Start of Data for this task

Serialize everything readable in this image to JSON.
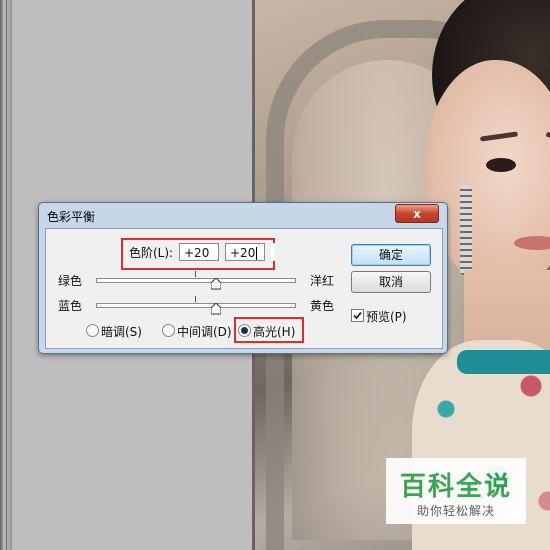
{
  "dialog": {
    "title": "色彩平衡",
    "close_glyph": "x",
    "levels": {
      "label": "色阶(L):",
      "values": [
        "+20",
        "+20",
        ""
      ]
    },
    "sliders": [
      {
        "left_label": "绿色",
        "right_label": "洋红",
        "value_fraction": 0.6
      },
      {
        "left_label": "蓝色",
        "right_label": "黄色",
        "value_fraction": 0.6
      }
    ],
    "tone": {
      "options": [
        "暗调(S)",
        "中间调(D)",
        "高光(H)"
      ],
      "selected": "高光(H)"
    },
    "buttons": {
      "ok": "确定",
      "cancel": "取消"
    },
    "preview": {
      "label": "预览(P)",
      "checked": true
    }
  },
  "watermark": {
    "title": "百科全说",
    "subtitle": "助你轻松解决",
    "color": "#2fa24a"
  },
  "colors": {
    "annotation_red": "#d8302c",
    "dialog_frame": "#c7d7e8",
    "workspace_gray": "#b7b7b7"
  }
}
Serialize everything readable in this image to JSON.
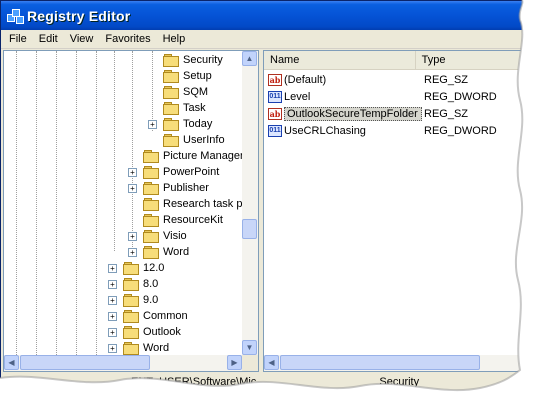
{
  "window": {
    "title": "Registry Editor"
  },
  "menu": [
    "File",
    "Edit",
    "View",
    "Favorites",
    "Help"
  ],
  "tree": {
    "items": [
      {
        "label": "Security",
        "indent": 3,
        "expander": "none"
      },
      {
        "label": "Setup",
        "indent": 3,
        "expander": "none"
      },
      {
        "label": "SQM",
        "indent": 3,
        "expander": "none"
      },
      {
        "label": "Task",
        "indent": 3,
        "expander": "none"
      },
      {
        "label": "Today",
        "indent": 3,
        "expander": "plus"
      },
      {
        "label": "UserInfo",
        "indent": 3,
        "expander": "none"
      },
      {
        "label": "Picture Manager",
        "indent": 2,
        "expander": "none"
      },
      {
        "label": "PowerPoint",
        "indent": 2,
        "expander": "plus"
      },
      {
        "label": "Publisher",
        "indent": 2,
        "expander": "plus"
      },
      {
        "label": "Research task p",
        "indent": 2,
        "expander": "none"
      },
      {
        "label": "ResourceKit",
        "indent": 2,
        "expander": "none"
      },
      {
        "label": "Visio",
        "indent": 2,
        "expander": "plus"
      },
      {
        "label": "Word",
        "indent": 2,
        "expander": "plus"
      },
      {
        "label": "12.0",
        "indent": 1,
        "expander": "plus"
      },
      {
        "label": "8.0",
        "indent": 1,
        "expander": "plus"
      },
      {
        "label": "9.0",
        "indent": 1,
        "expander": "plus"
      },
      {
        "label": "Common",
        "indent": 1,
        "expander": "plus"
      },
      {
        "label": "Outlook",
        "indent": 1,
        "expander": "plus"
      },
      {
        "label": "Word",
        "indent": 1,
        "expander": "plus"
      }
    ]
  },
  "list": {
    "columns": [
      "Name",
      "Type"
    ],
    "rows": [
      {
        "name": "(Default)",
        "type": "REG_SZ",
        "icon": "string-value-icon",
        "selected": false
      },
      {
        "name": "Level",
        "type": "REG_DWORD",
        "icon": "dword-value-icon",
        "selected": false
      },
      {
        "name": "OutlookSecureTempFolder",
        "type": "REG_SZ",
        "icon": "string-value-icon",
        "selected": true
      },
      {
        "name": "UseCRLChasing",
        "type": "REG_DWORD",
        "icon": "dword-value-icon",
        "selected": false
      }
    ]
  },
  "status": {
    "path": "ENT_USER\\Software\\Mic",
    "tail": "Security"
  },
  "colors": {
    "title_bar": "#0553d6",
    "selection": "#d6d6ce",
    "tree_border": "#7f9db9"
  }
}
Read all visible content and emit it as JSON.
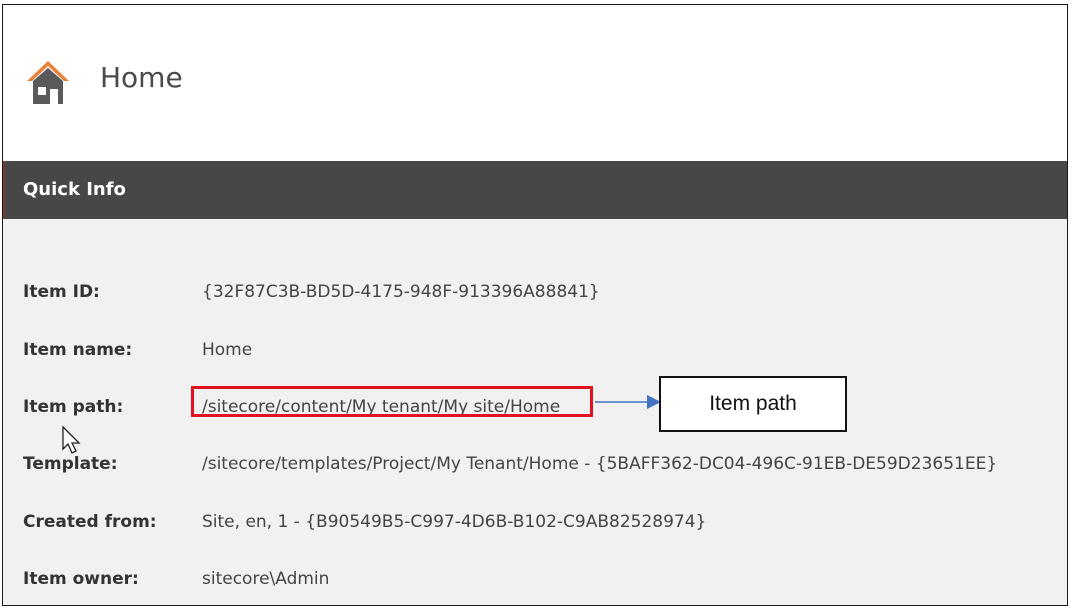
{
  "header": {
    "title": "Home",
    "icon": "home-icon"
  },
  "quick_info": {
    "section_title": "Quick Info",
    "fields": [
      {
        "label": "Item ID:",
        "value": "{32F87C3B-BD5D-4175-948F-913396A88841}"
      },
      {
        "label": "Item name:",
        "value": "Home"
      },
      {
        "label": "Item path:",
        "value": "/sitecore/content/My tenant/My site/Home"
      },
      {
        "label": "Template:",
        "value": "/sitecore/templates/Project/My Tenant/Home - {5BAFF362-DC04-496C-91EB-DE59D23651EE}"
      },
      {
        "label": "Created from:",
        "value": "Site, en, 1 - {B90549B5-C997-4D6B-B102-C9AB82528974}"
      },
      {
        "label": "Item owner:",
        "value": "sitecore\\Admin"
      }
    ]
  },
  "annotation": {
    "callout_text": "Item path",
    "highlight_color": "#e0141e",
    "arrow_color": "#4472c4"
  },
  "colors": {
    "section_bar": "#474747",
    "content_bg": "#f1f1f1",
    "icon_roof": "#e8823a",
    "icon_house": "#5a5a5a"
  }
}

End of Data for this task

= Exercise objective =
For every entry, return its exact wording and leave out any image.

= Solved exercise =
Serialize everything readable in this image to JSON.
{
  "dialog": {
    "title": "色彩平衡",
    "close_glyph": "x",
    "levels": {
      "label": "色阶(L):",
      "values": [
        "+20",
        "+20",
        ""
      ]
    },
    "sliders": [
      {
        "left_label": "绿色",
        "right_label": "洋红",
        "value_fraction": 0.6
      },
      {
        "left_label": "蓝色",
        "right_label": "黄色",
        "value_fraction": 0.6
      }
    ],
    "tone": {
      "options": [
        "暗调(S)",
        "中间调(D)",
        "高光(H)"
      ],
      "selected": "高光(H)"
    },
    "buttons": {
      "ok": "确定",
      "cancel": "取消"
    },
    "preview": {
      "label": "预览(P)",
      "checked": true
    }
  },
  "watermark": {
    "title": "百科全说",
    "subtitle": "助你轻松解决",
    "color": "#2fa24a"
  },
  "colors": {
    "annotation_red": "#d8302c",
    "dialog_frame": "#c7d7e8",
    "workspace_gray": "#b7b7b7"
  }
}
Serialize everything readable in this image to JSON.
{
  "window": {
    "title": "Registry Editor"
  },
  "menu": [
    "File",
    "Edit",
    "View",
    "Favorites",
    "Help"
  ],
  "tree": {
    "items": [
      {
        "label": "Security",
        "indent": 3,
        "expander": "none"
      },
      {
        "label": "Setup",
        "indent": 3,
        "expander": "none"
      },
      {
        "label": "SQM",
        "indent": 3,
        "expander": "none"
      },
      {
        "label": "Task",
        "indent": 3,
        "expander": "none"
      },
      {
        "label": "Today",
        "indent": 3,
        "expander": "plus"
      },
      {
        "label": "UserInfo",
        "indent": 3,
        "expander": "none"
      },
      {
        "label": "Picture Manager",
        "indent": 2,
        "expander": "none"
      },
      {
        "label": "PowerPoint",
        "indent": 2,
        "expander": "plus"
      },
      {
        "label": "Publisher",
        "indent": 2,
        "expander": "plus"
      },
      {
        "label": "Research task p",
        "indent": 2,
        "expander": "none"
      },
      {
        "label": "ResourceKit",
        "indent": 2,
        "expander": "none"
      },
      {
        "label": "Visio",
        "indent": 2,
        "expander": "plus"
      },
      {
        "label": "Word",
        "indent": 2,
        "expander": "plus"
      },
      {
        "label": "12.0",
        "indent": 1,
        "expander": "plus"
      },
      {
        "label": "8.0",
        "indent": 1,
        "expander": "plus"
      },
      {
        "label": "9.0",
        "indent": 1,
        "expander": "plus"
      },
      {
        "label": "Common",
        "indent": 1,
        "expander": "plus"
      },
      {
        "label": "Outlook",
        "indent": 1,
        "expander": "plus"
      },
      {
        "label": "Word",
        "indent": 1,
        "expander": "plus"
      }
    ]
  },
  "list": {
    "columns": [
      "Name",
      "Type"
    ],
    "rows": [
      {
        "name": "(Default)",
        "type": "REG_SZ",
        "icon": "string-value-icon",
        "selected": false
      },
      {
        "name": "Level",
        "type": "REG_DWORD",
        "icon": "dword-value-icon",
        "selected": false
      },
      {
        "name": "OutlookSecureTempFolder",
        "type": "REG_SZ",
        "icon": "string-value-icon",
        "selected": true
      },
      {
        "name": "UseCRLChasing",
        "type": "REG_DWORD",
        "icon": "dword-value-icon",
        "selected": false
      }
    ]
  },
  "status": {
    "path": "ENT_USER\\Software\\Mic",
    "tail": "Security"
  },
  "colors": {
    "title_bar": "#0553d6",
    "selection": "#d6d6ce",
    "tree_border": "#7f9db9"
  }
}
Read all visible content and emit it as JSON.
{
  "header": {
    "title": "Home",
    "icon": "home-icon"
  },
  "quick_info": {
    "section_title": "Quick Info",
    "fields": [
      {
        "label": "Item ID:",
        "value": "{32F87C3B-BD5D-4175-948F-913396A88841}"
      },
      {
        "label": "Item name:",
        "value": "Home"
      },
      {
        "label": "Item path:",
        "value": "/sitecore/content/My tenant/My site/Home"
      },
      {
        "label": "Template:",
        "value": "/sitecore/templates/Project/My Tenant/Home - {5BAFF362-DC04-496C-91EB-DE59D23651EE}"
      },
      {
        "label": "Created from:",
        "value": "Site, en, 1 - {B90549B5-C997-4D6B-B102-C9AB82528974}"
      },
      {
        "label": "Item owner:",
        "value": "sitecore\\Admin"
      }
    ]
  },
  "annotation": {
    "callout_text": "Item path",
    "highlight_color": "#e0141e",
    "arrow_color": "#4472c4"
  },
  "colors": {
    "section_bar": "#474747",
    "content_bg": "#f1f1f1",
    "icon_roof": "#e8823a",
    "icon_house": "#5a5a5a"
  }
}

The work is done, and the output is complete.